_What this task involves:_
Among the records, find the lines that hold the string "Thông" and return them.

======== Dataset excerpts

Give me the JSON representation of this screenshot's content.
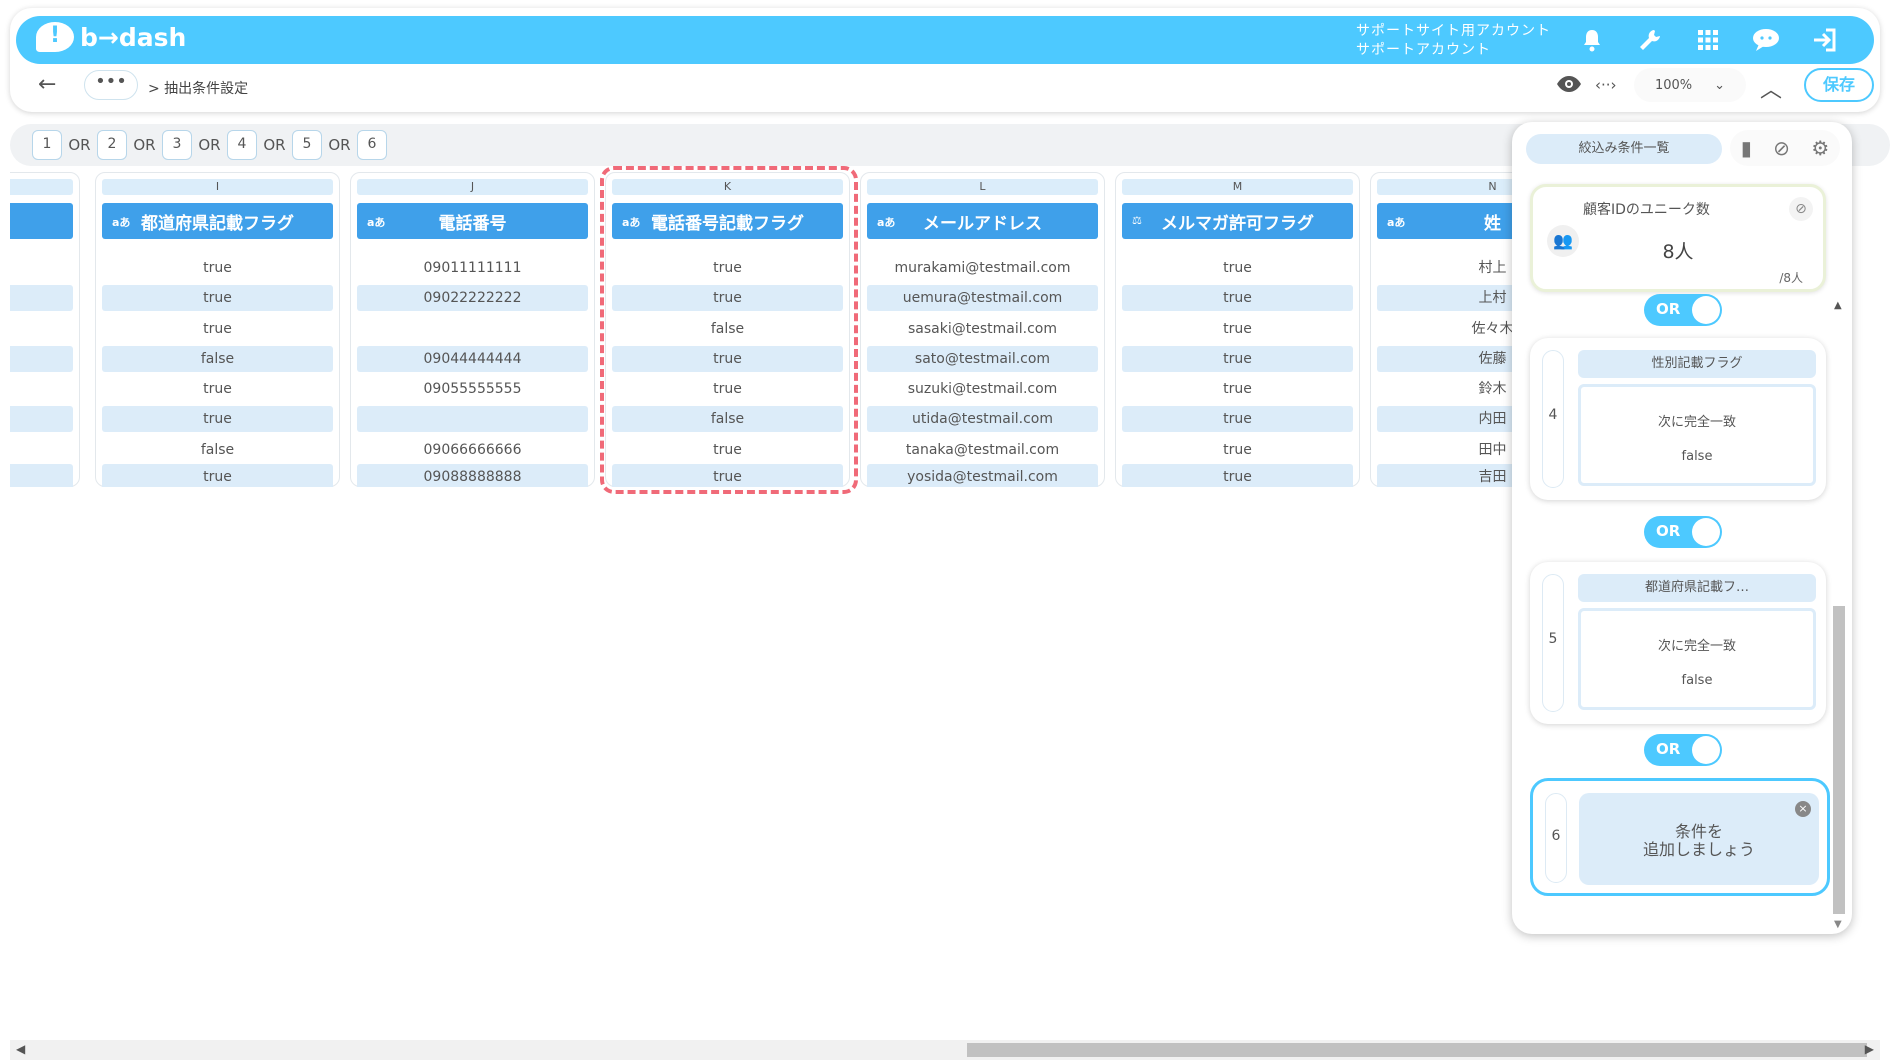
{
  "app": {
    "logo": "b→dash",
    "account_line1": "サポートサイト用アカウント",
    "account_line2": "サポートアカウント",
    "icons": [
      "bell-icon",
      "wrench-icon",
      "grid-icon",
      "support-icon",
      "logout-icon"
    ]
  },
  "subbar": {
    "back_icon": "arrow-left-icon",
    "more": "•••",
    "breadcrumb": "> 抽出条件設定",
    "zoom": "100%",
    "save": "保存"
  },
  "or_strip": {
    "items": [
      "1",
      "2",
      "3",
      "4",
      "5",
      "6"
    ],
    "joiner": "OR"
  },
  "columns": [
    {
      "letter": "",
      "header": "",
      "type": "",
      "values": [
        "",
        "",
        "",
        "",
        "",
        "",
        "",
        ""
      ]
    },
    {
      "letter": "I",
      "header": "都道府県記載フラグ",
      "type": "aあ",
      "values": [
        "true",
        "true",
        "true",
        "false",
        "true",
        "true",
        "false",
        "true"
      ]
    },
    {
      "letter": "J",
      "header": "電話番号",
      "type": "aあ",
      "values": [
        "09011111111",
        "09022222222",
        "",
        "09044444444",
        "09055555555",
        "",
        "09066666666",
        "09088888888"
      ]
    },
    {
      "letter": "K",
      "header": "電話番号記載フラグ",
      "type": "aあ",
      "values": [
        "true",
        "true",
        "false",
        "true",
        "true",
        "false",
        "true",
        "true"
      ]
    },
    {
      "letter": "L",
      "header": "メールアドレス",
      "type": "aあ",
      "values": [
        "murakami@testmail.com",
        "uemura@testmail.com",
        "sasaki@testmail.com",
        "sato@testmail.com",
        "suzuki@testmail.com",
        "utida@testmail.com",
        "tanaka@testmail.com",
        "yosida@testmail.com"
      ]
    },
    {
      "letter": "M",
      "header": "メルマガ許可フラグ",
      "type": "⚖",
      "values": [
        "true",
        "true",
        "true",
        "true",
        "true",
        "true",
        "true",
        "true"
      ]
    },
    {
      "letter": "N",
      "header": "姓",
      "type": "aあ",
      "values": [
        "村上",
        "上村",
        "佐々木",
        "佐藤",
        "鈴木",
        "内田",
        "田中",
        "吉田"
      ]
    }
  ],
  "panel": {
    "title": "絞込み条件一覧",
    "unique_title": "顧客IDのユニーク数",
    "unique_value": "8人",
    "unique_total": "/8人",
    "or_label": "OR",
    "conditions": [
      {
        "num": "4",
        "field": "性別記載フラグ",
        "op": "次に完全一致",
        "value": "false"
      },
      {
        "num": "5",
        "field": "都道府県記載フ…",
        "op": "次に完全一致",
        "value": "false"
      }
    ],
    "add": {
      "num": "6",
      "line1": "条件を",
      "line2": "追加しましょう"
    }
  }
}
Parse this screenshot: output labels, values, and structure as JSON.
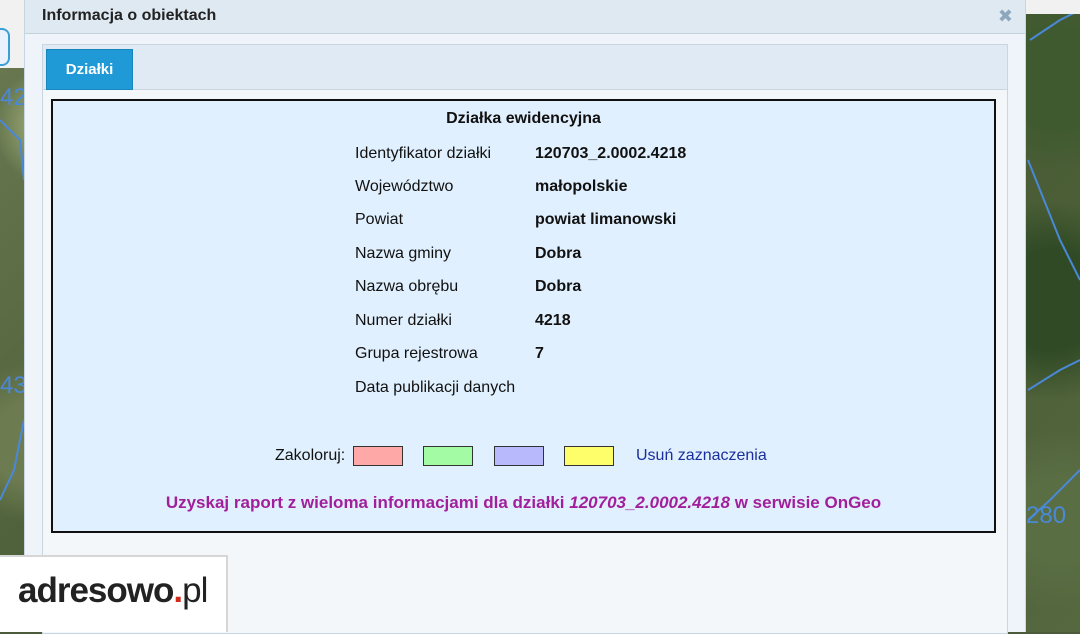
{
  "map": {
    "labels": [
      "42",
      "43",
      "280"
    ]
  },
  "dialog": {
    "title": "Informacja o obiektach",
    "close_icon": "close-icon",
    "tab_label": "Działki"
  },
  "panel": {
    "title": "Działka ewidencyjna",
    "rows": [
      {
        "label": "Identyfikator działki",
        "value": "120703_2.0002.4218"
      },
      {
        "label": "Województwo",
        "value": "małopolskie"
      },
      {
        "label": "Powiat",
        "value": "powiat limanowski"
      },
      {
        "label": "Nazwa gminy",
        "value": "Dobra"
      },
      {
        "label": "Nazwa obrębu",
        "value": "Dobra"
      },
      {
        "label": "Numer działki",
        "value": "4218"
      },
      {
        "label": "Grupa rejestrowa",
        "value": "7"
      },
      {
        "label": "Data publikacji danych",
        "value": ""
      }
    ],
    "colorize_label": "Zakoloruj:",
    "swatches": [
      {
        "name": "red",
        "color": "#ffa8a8"
      },
      {
        "name": "green",
        "color": "#a3fca3"
      },
      {
        "name": "blue",
        "color": "#b8b8fc"
      },
      {
        "name": "yellow",
        "color": "#fefe6a"
      }
    ],
    "clear_label": "Usuń zaznaczenia",
    "report": {
      "before": "Uzyskaj raport z wieloma informacjami dla działki ",
      "parcel": "120703_2.0002.4218",
      "after": " w serwisie OnGeo"
    }
  },
  "logo": {
    "text_main": "adresowo",
    "text_dot": ".",
    "text_tld": "pl"
  },
  "colors": {
    "tab_active": "#1f9ad6",
    "panel_bg": "#e1f0fe",
    "report_link": "#a21f9c",
    "clear_link": "#1a2f9c"
  }
}
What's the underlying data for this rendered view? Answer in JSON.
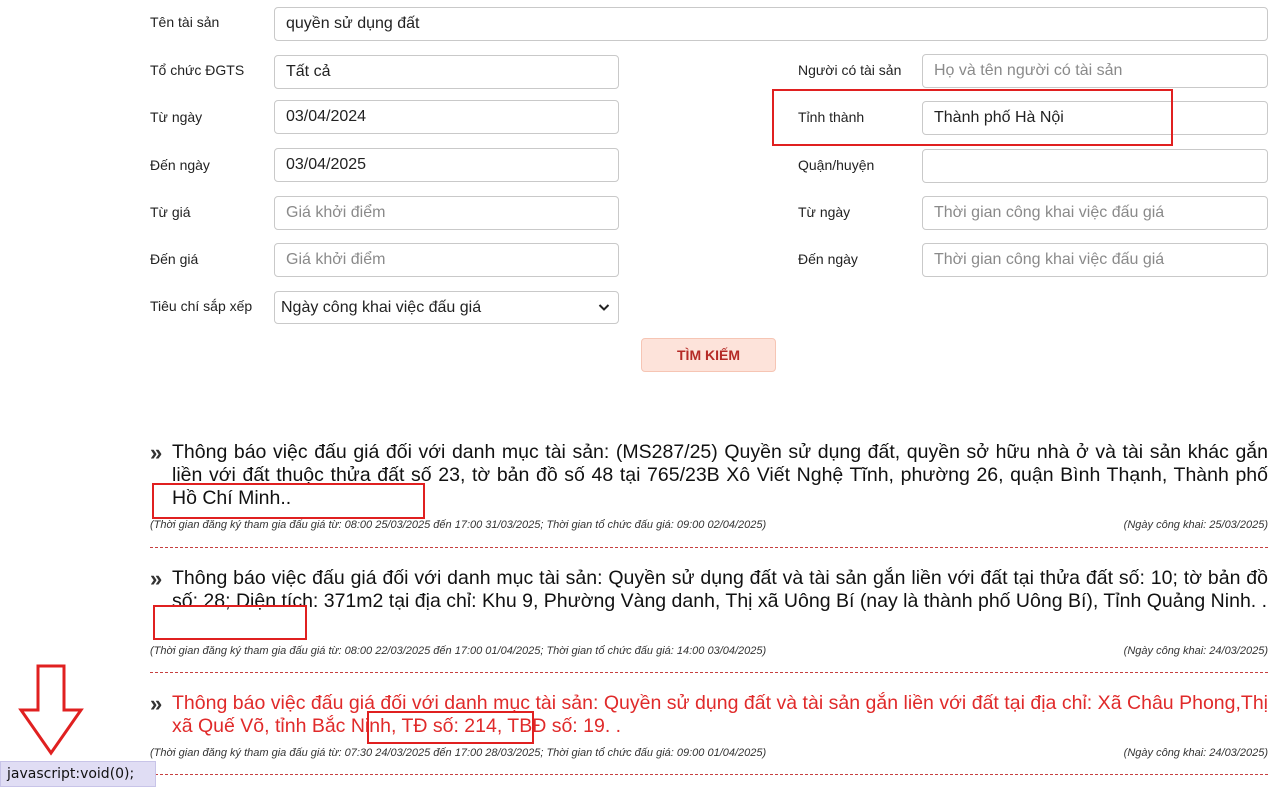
{
  "form": {
    "asset_name": {
      "label": "Tên tài sản",
      "value": "quyền sử dụng đất"
    },
    "org": {
      "label": "Tổ chức ĐGTS",
      "value": "Tất cả"
    },
    "from_date": {
      "label": "Từ ngày",
      "value": "03/04/2024"
    },
    "to_date": {
      "label": "Đến ngày",
      "value": "03/04/2025"
    },
    "from_price": {
      "label": "Từ giá",
      "placeholder": "Giá khởi điểm"
    },
    "to_price": {
      "label": "Đến giá",
      "placeholder": "Giá khởi điểm"
    },
    "sort": {
      "label": "Tiêu chí sắp xếp",
      "value": "Ngày công khai việc đấu giá"
    },
    "owner": {
      "label": "Người có tài sản",
      "placeholder": "Họ và tên người có tài sản"
    },
    "province": {
      "label": "Tỉnh thành",
      "value": "Thành phố Hà Nội"
    },
    "district": {
      "label": "Quận/huyện",
      "value": ""
    },
    "pub_from": {
      "label": "Từ ngày",
      "placeholder": "Thời gian công khai việc đấu giá"
    },
    "pub_to": {
      "label": "Đến ngày",
      "placeholder": "Thời gian công khai việc đấu giá"
    },
    "search_button": "TÌM KIẾM"
  },
  "results": [
    {
      "title": "Thông báo việc đấu giá đối với danh mục tài sản: (MS287/25) Quyền sử dụng đất, quyền sở hữu nhà ở và tài sản khác gắn liền với đất thuộc thửa đất số 23, tờ bản đồ số 48 tại 765/23B Xô Viết Nghệ Tĩnh, phường 26, quận Bình Thạnh, Thành phố Hồ Chí Minh..",
      "meta": "(Thời gian đăng ký tham gia đấu giá từ: 08:00 25/03/2025 đến 17:00 31/03/2025; Thời gian tổ chức đấu giá: 09:00 02/04/2025)",
      "published": "(Ngày công khai: 25/03/2025)",
      "hover": false
    },
    {
      "title": "Thông báo việc đấu giá đối với danh mục tài sản: Quyền sử dụng đất và tài sản gắn liền với đất tại thửa đất số: 10; tờ bản đồ số: 28; Diện tích: 371m2 tại địa chỉ: Khu 9, Phường Vàng danh, Thị xã Uông Bí (nay là thành phố Uông Bí), Tỉnh Quảng Ninh. .",
      "meta": "(Thời gian đăng ký tham gia đấu giá từ: 08:00 22/03/2025 đến 17:00 01/04/2025; Thời gian tổ chức đấu giá: 14:00 03/04/2025)",
      "published": "(Ngày công khai: 24/03/2025)",
      "hover": false
    },
    {
      "title": "Thông báo việc đấu giá đối với danh mục tài sản: Quyền sử dụng đất và tài sản gắn liền với đất tại địa chỉ: Xã Châu Phong,Thị xã Quế Võ, tỉnh Bắc Ninh, TĐ số: 214, TBĐ số: 19. .",
      "meta": "(Thời gian đăng ký tham gia đấu giá từ: 07:30 24/03/2025 đến 17:00 28/03/2025; Thời gian tổ chức đấu giá: 09:00 01/04/2025)",
      "published": "(Ngày công khai: 24/03/2025)",
      "hover": true
    }
  ],
  "status_bar": "javascript:void(0);",
  "icons": {
    "bullet": "double-chevron-right-icon",
    "dropdown": "chevron-down-icon",
    "annotation": "down-arrow-icon"
  },
  "colors": {
    "accent": "#e02a2a",
    "button_bg": "#fde3da",
    "button_text": "#b52a26",
    "annotation": "#e02020"
  }
}
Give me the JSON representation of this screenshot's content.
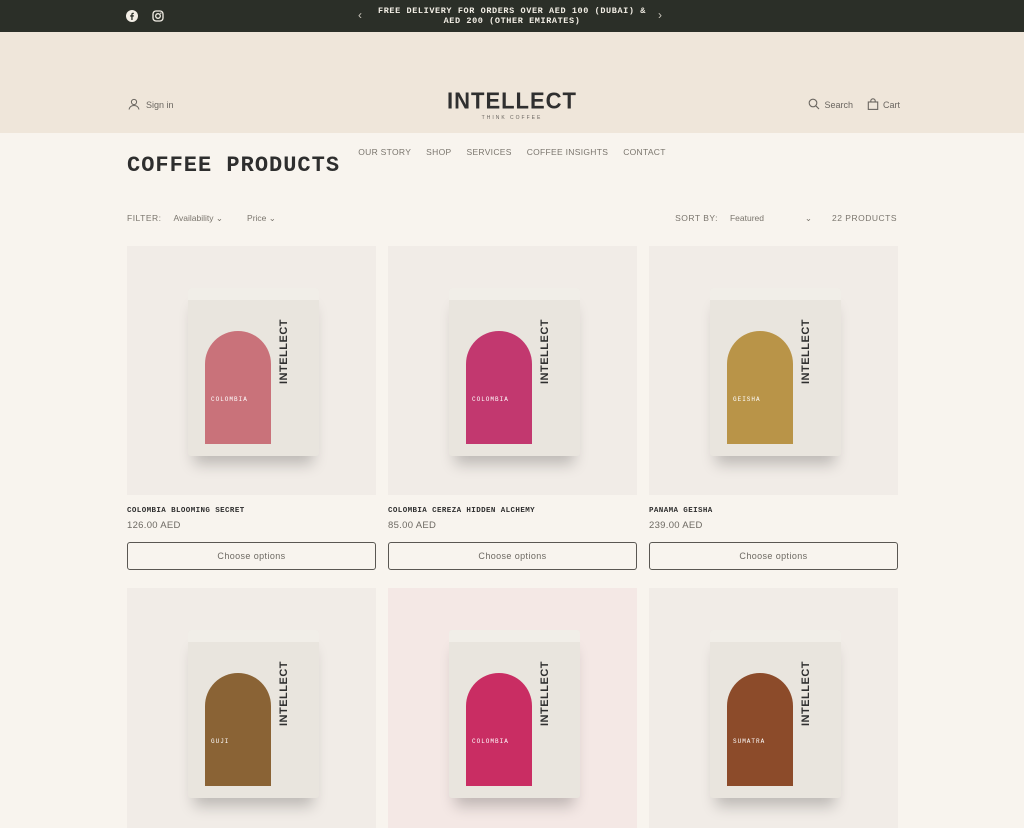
{
  "announcement": {
    "message": "FREE DELIVERY FOR ORDERS OVER AED 100 (DUBAI) & AED 200 (OTHER EMIRATES)",
    "social": [
      "facebook-icon",
      "instagram-icon"
    ]
  },
  "header": {
    "signin_label": "Sign in",
    "logo_text": "INTELLECT",
    "logo_sub": "THINK COFFEE",
    "search_label": "Search",
    "cart_label": "Cart"
  },
  "nav": {
    "items": [
      "OUR STORY",
      "SHOP",
      "SERVICES",
      "COFFEE INSIGHTS",
      "CONTACT"
    ]
  },
  "page": {
    "title": "COFFEE PRODUCTS"
  },
  "filters": {
    "label": "FILTER:",
    "availability": "Availability",
    "price": "Price",
    "sort_label": "SORT BY:",
    "sort_value": "Featured",
    "count": "22 PRODUCTS"
  },
  "products": [
    {
      "name": "COLOMBIA BLOOMING SECRET",
      "price": "126.00 AED",
      "button": "Choose options",
      "origin": "COLOMBIA",
      "brand": "INTELLECT",
      "color": "#c9727a",
      "bg": "plain"
    },
    {
      "name": "COLOMBIA CEREZA HIDDEN ALCHEMY",
      "price": "85.00 AED",
      "button": "Choose options",
      "origin": "COLOMBIA",
      "brand": "INTELLECT",
      "color": "#c2386f",
      "bg": "plain"
    },
    {
      "name": "PANAMA GEISHA",
      "price": "239.00 AED",
      "button": "Choose options",
      "origin": "GEISHA",
      "brand": "INTELLECT",
      "color": "#b99448",
      "bg": "plain"
    },
    {
      "origin": "GUJI",
      "brand": "INTELLECT",
      "color": "#8a6335",
      "bg": "plain"
    },
    {
      "origin": "COLOMBIA",
      "brand": "INTELLECT",
      "color": "#c92d63",
      "bg": "pink"
    },
    {
      "origin": "SUMATRA",
      "brand": "INTELLECT",
      "color": "#8c4b2a",
      "bg": "plain"
    }
  ],
  "colors": {
    "announcement_bg": "#2b2f28",
    "header_bg": "#efe6da",
    "page_bg": "#f8f4ee"
  }
}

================

_Answer to this exercise:_
      "title": "Thông báo việc đấu giá đối với danh mục tài sản: (MS287/25) Quyền sử dụng đất, quyền sở hữu nhà ở và tài sản khác gắn liền với đất thuộc thửa đất số 23, tờ bản đồ số 48 tại 765/23B Xô Viết Nghệ Tĩnh, phường 26, quận Bình Thạnh, Thành phố Hồ Chí Minh..",
      "title": "Thông báo việc đấu giá đối với danh mục tài sản: Quyền sử dụng đất và tài sản gắn liền với đất tại thửa đất số: 10; tờ bản đồ số: 28; Diện tích: 371m2 tại địa chỉ: Khu 9, Phường Vàng danh, Thị xã Uông Bí (nay là thành phố Uông Bí), Tỉnh Quảng Ninh. .",
      "title": "Thông báo việc đấu giá đối với danh mục tài sản: Quyền sử dụng đất và tài sản gắn liền với đất tại địa chỉ: Xã Châu Phong,Thị xã Quế Võ, tỉnh Bắc Ninh, TĐ số: 214, TBĐ số: 19. .",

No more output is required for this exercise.